An Unexceptional Day Out

For the second year running, I was looking forward to the Festival of the Unexceptional, a celebration of long-forgotten cars.

First staged by Hagerty in 2014, the festival has earned its place in the automotive calendar as an attainable concours event offering a mix of rare cars and a prestigious location in an informal and friendly atmosphere.

Showcasing ‘ordinary’ classic cars of the late 1960s, 70s, 80s and 90s, the Festival of the Unexceptional remains the only concours to champion everyday cars we all know and love.

This year I decided it would be a great opportunity to travel in style, in the 1991 Mercedes-Benz 230E I had just bought, sight unseen, from a friend. Perhaps not an unexceptional car, but one that would look good in the car park.

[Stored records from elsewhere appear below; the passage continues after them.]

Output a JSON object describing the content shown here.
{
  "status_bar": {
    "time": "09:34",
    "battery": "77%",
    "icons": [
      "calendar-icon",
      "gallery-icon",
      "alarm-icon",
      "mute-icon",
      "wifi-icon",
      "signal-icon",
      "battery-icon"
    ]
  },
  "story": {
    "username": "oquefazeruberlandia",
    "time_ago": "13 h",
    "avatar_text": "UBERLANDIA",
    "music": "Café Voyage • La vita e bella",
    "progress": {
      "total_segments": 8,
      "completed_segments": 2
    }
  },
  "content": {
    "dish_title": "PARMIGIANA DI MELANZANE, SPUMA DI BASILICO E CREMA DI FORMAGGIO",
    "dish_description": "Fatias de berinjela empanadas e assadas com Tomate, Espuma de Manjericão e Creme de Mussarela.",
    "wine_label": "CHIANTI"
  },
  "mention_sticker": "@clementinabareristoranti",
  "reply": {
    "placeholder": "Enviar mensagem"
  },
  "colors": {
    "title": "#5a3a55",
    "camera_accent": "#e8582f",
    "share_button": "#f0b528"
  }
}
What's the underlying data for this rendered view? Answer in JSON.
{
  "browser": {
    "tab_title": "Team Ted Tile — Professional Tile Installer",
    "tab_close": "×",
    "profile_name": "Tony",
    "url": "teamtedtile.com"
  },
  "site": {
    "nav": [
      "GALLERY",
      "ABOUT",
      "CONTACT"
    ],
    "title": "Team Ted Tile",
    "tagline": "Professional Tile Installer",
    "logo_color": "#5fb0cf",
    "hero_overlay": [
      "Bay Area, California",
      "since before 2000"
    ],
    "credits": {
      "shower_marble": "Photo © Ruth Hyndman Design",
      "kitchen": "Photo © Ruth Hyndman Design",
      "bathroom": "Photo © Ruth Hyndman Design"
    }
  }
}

I don’t have much success buying cars that I have not seen, and I blame eBay and beer for past forgettable purchases. An R107 Mercedes SL should have been ok, but the vendor had re-covered the seats in a kind of dralon fabric. It didn’t drive very well either and was soon sold on.

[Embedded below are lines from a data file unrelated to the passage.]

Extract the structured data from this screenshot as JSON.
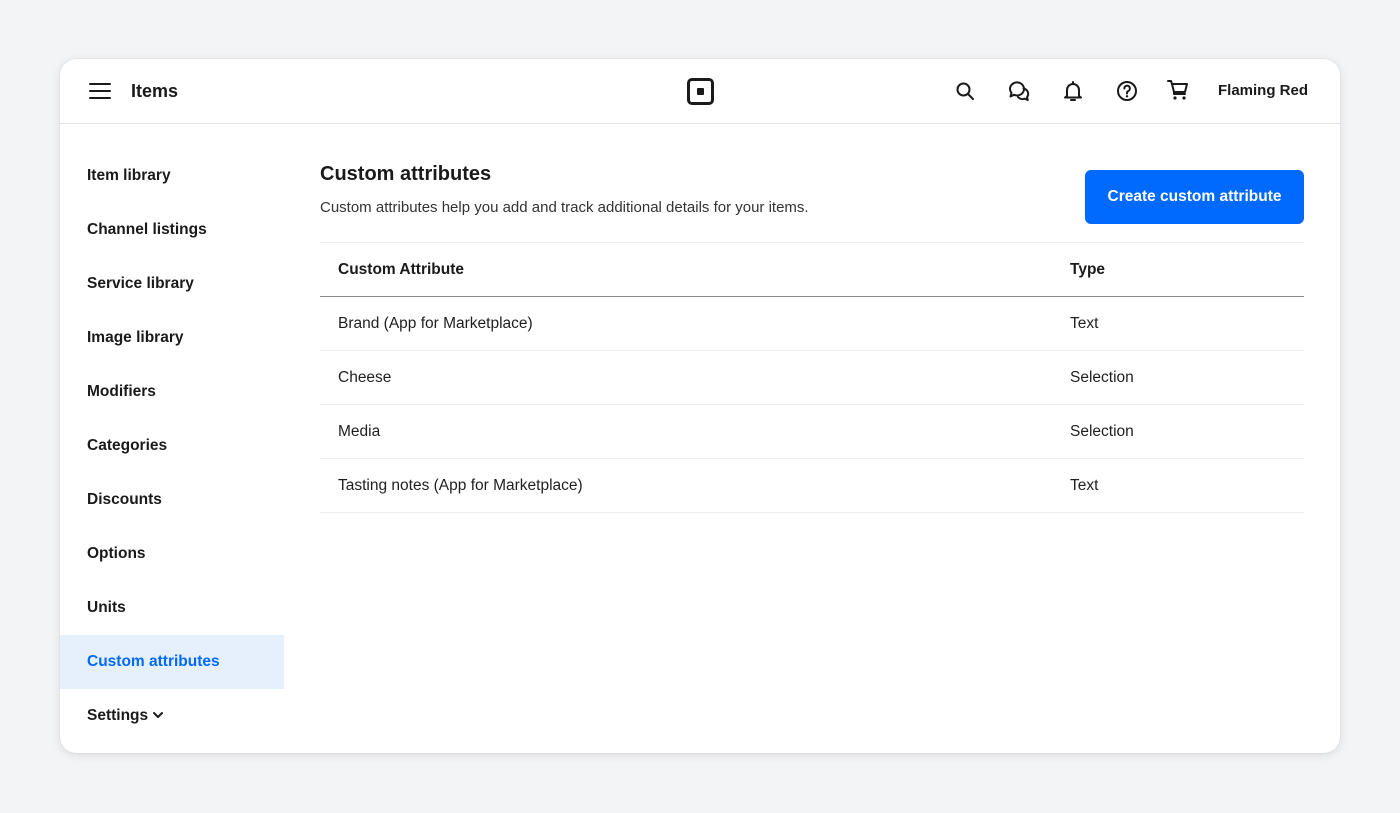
{
  "header": {
    "title": "Items",
    "account_name": "Flaming Red",
    "icons": [
      "menu-icon",
      "square-logo",
      "search-icon",
      "messages-icon",
      "bell-icon",
      "help-icon",
      "cart-icon"
    ]
  },
  "sidebar": {
    "items": [
      {
        "label": "Item library"
      },
      {
        "label": "Channel listings"
      },
      {
        "label": "Service library"
      },
      {
        "label": "Image library"
      },
      {
        "label": "Modifiers"
      },
      {
        "label": "Categories"
      },
      {
        "label": "Discounts"
      },
      {
        "label": "Options"
      },
      {
        "label": "Units"
      },
      {
        "label": "Custom attributes",
        "active": true
      },
      {
        "label": "Settings",
        "expandable": true
      }
    ]
  },
  "main": {
    "title": "Custom attributes",
    "description": "Custom attributes help you add and track additional details for your items.",
    "create_button": "Create custom attribute",
    "table": {
      "columns": [
        "Custom Attribute",
        "Type"
      ],
      "rows": [
        {
          "name": "Brand (App for Marketplace)",
          "type": "Text"
        },
        {
          "name": "Cheese",
          "type": "Selection"
        },
        {
          "name": "Media",
          "type": "Selection"
        },
        {
          "name": "Tasting notes (App for Marketplace)",
          "type": "Text"
        }
      ]
    }
  },
  "colors": {
    "accent": "#006aff",
    "active_nav_bg": "#e6f0fd",
    "page_bg": "#f3f4f6"
  }
}
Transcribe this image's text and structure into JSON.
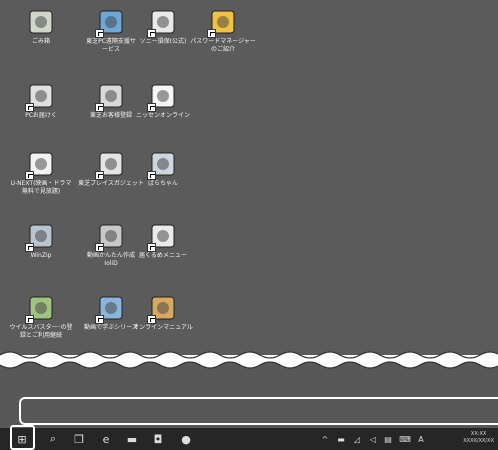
{
  "desktop": {
    "icons": [
      {
        "label": "ごみ箱",
        "icon": "recycle-bin-icon"
      },
      {
        "label": "東芝PC遠隔支援サ\nービス",
        "icon": "remote-support-icon"
      },
      {
        "label": "ソニー損保(公式)",
        "icon": "car-insurance-icon"
      },
      {
        "label": "パスワードマネージャー\nのご紹介",
        "icon": "password-manager-icon"
      },
      {
        "label": "PCお届けく",
        "icon": "pc-delivery-icon"
      },
      {
        "label": "東芝お客様登録",
        "icon": "customer-registration-icon"
      },
      {
        "label": "ニッセンオンライン",
        "icon": "nissen-online-icon"
      },
      {
        "label": "U-NEXT(映画・ドラマ\n無料で見放題)",
        "icon": "u-next-icon"
      },
      {
        "label": "東芝プレイスガジェット",
        "icon": "places-gadget-icon"
      },
      {
        "label": "ばらちゃん",
        "icon": "bird-app-icon"
      },
      {
        "label": "WinZip",
        "icon": "winzip-icon"
      },
      {
        "label": "動画かんたん作成\nIoliD",
        "icon": "video-maker-icon"
      },
      {
        "label": "届くるめメニュー",
        "icon": "menu-app-icon"
      },
      {
        "label": "ウイルスバスター･の登\n録とご利用継続",
        "icon": "virus-buster-icon"
      },
      {
        "label": "動画で学ぶシリーズ",
        "icon": "video-learning-icon"
      },
      {
        "label": "オンラインマニュアル",
        "icon": "online-manual-icon"
      }
    ]
  },
  "taskbar": {
    "start": {
      "icon": "windows-start-icon",
      "glyph": "⊞"
    },
    "apps": [
      {
        "icon": "search-icon",
        "glyph": "⌕"
      },
      {
        "icon": "task-view-icon",
        "glyph": "❐"
      },
      {
        "icon": "edge-icon",
        "glyph": "e"
      },
      {
        "icon": "file-explorer-icon",
        "glyph": "▬"
      },
      {
        "icon": "store-icon",
        "glyph": "◘"
      },
      {
        "icon": "app-icon",
        "glyph": "●"
      }
    ],
    "tray": [
      {
        "icon": "show-hidden-icons-icon",
        "glyph": "^"
      },
      {
        "icon": "battery-icon",
        "glyph": "▬"
      },
      {
        "icon": "network-icon",
        "glyph": "◿"
      },
      {
        "icon": "volume-icon",
        "glyph": "◁"
      },
      {
        "icon": "action-center-icon",
        "glyph": "▤"
      },
      {
        "icon": "keyboard-icon",
        "glyph": "⌨"
      },
      {
        "icon": "ime-icon",
        "glyph": "A"
      }
    ],
    "clock": {
      "time": "XX:XX",
      "date": "XXXX/XX/XX"
    }
  },
  "colors": {
    "desktop": "#5b5b5b",
    "taskbar": "#262626",
    "callout": "#ffffff"
  }
}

Then there’s the E30 BMW 325i that was being sold by a distinctly dodgy dude in London. When I went to collect it, I felt it would not make the 250-mile trip home so left it at a friend’s house and had it collected by trailer. It went back on to eBay more or less straight away.

Back to the E-Class then. With time always in short supply, the car was left for me by its emigrating seller with a friend and so the first time I saw it was on the eve of the festival.

To my shame it had been sitting there for a number of weeks and therefore wouldn’t start. My boost pack didn’t help, but hastily bought jump leads from Halfords soon saw some signs of life.

A quick spin around the block confirmed it drove as I expected a ‘90s Merc to drive – i.e., not fast. The oil level was checked, the coolant looked fine and after a quick wash it was ready for the 60 miles spin up the A1 in the morning.

The gentle cruise north was uneventful, but the fun started when I joined a very long and slow-moving queue trying to enter the grounds of Grimsthorpe Castle. I watched the needle on the coolant temperature gauge begin to climb and the old trick of turning the heater on to its hottest setting made no difference.

Before long there was the inevitable cloud of steam, so a quick turn into a handy car park was made. Lifting the bonnet, there was coolant spraying everywhere. Disaster!

My dear friend, who had been following me, once he had recovered from laughing hysterically, graciously offered me a lift into the event. The errant Merc would have to wait until later.

Later, having managed to source a large canister of coolant from one of the show organisers, I topped up the now empty reservoir and pointed the 230E northwards once more.

Another 150 miles awaited, and Waze seemed to suggest no holdups on the A1. I plotted a convoluted route which would avoid any potential town centre delays, even though this added another 50 miles to my journey.

Arriving home was a relief and the next day I had the chance to inspect my new purchase properly. In the boot was a new thermostat, so I guess that was the cause of all my drama.

Next year, I shall travel to the festival in whatever shiny new press car adorns my driveway.

Originally published in the 2022 Winter Newsletter.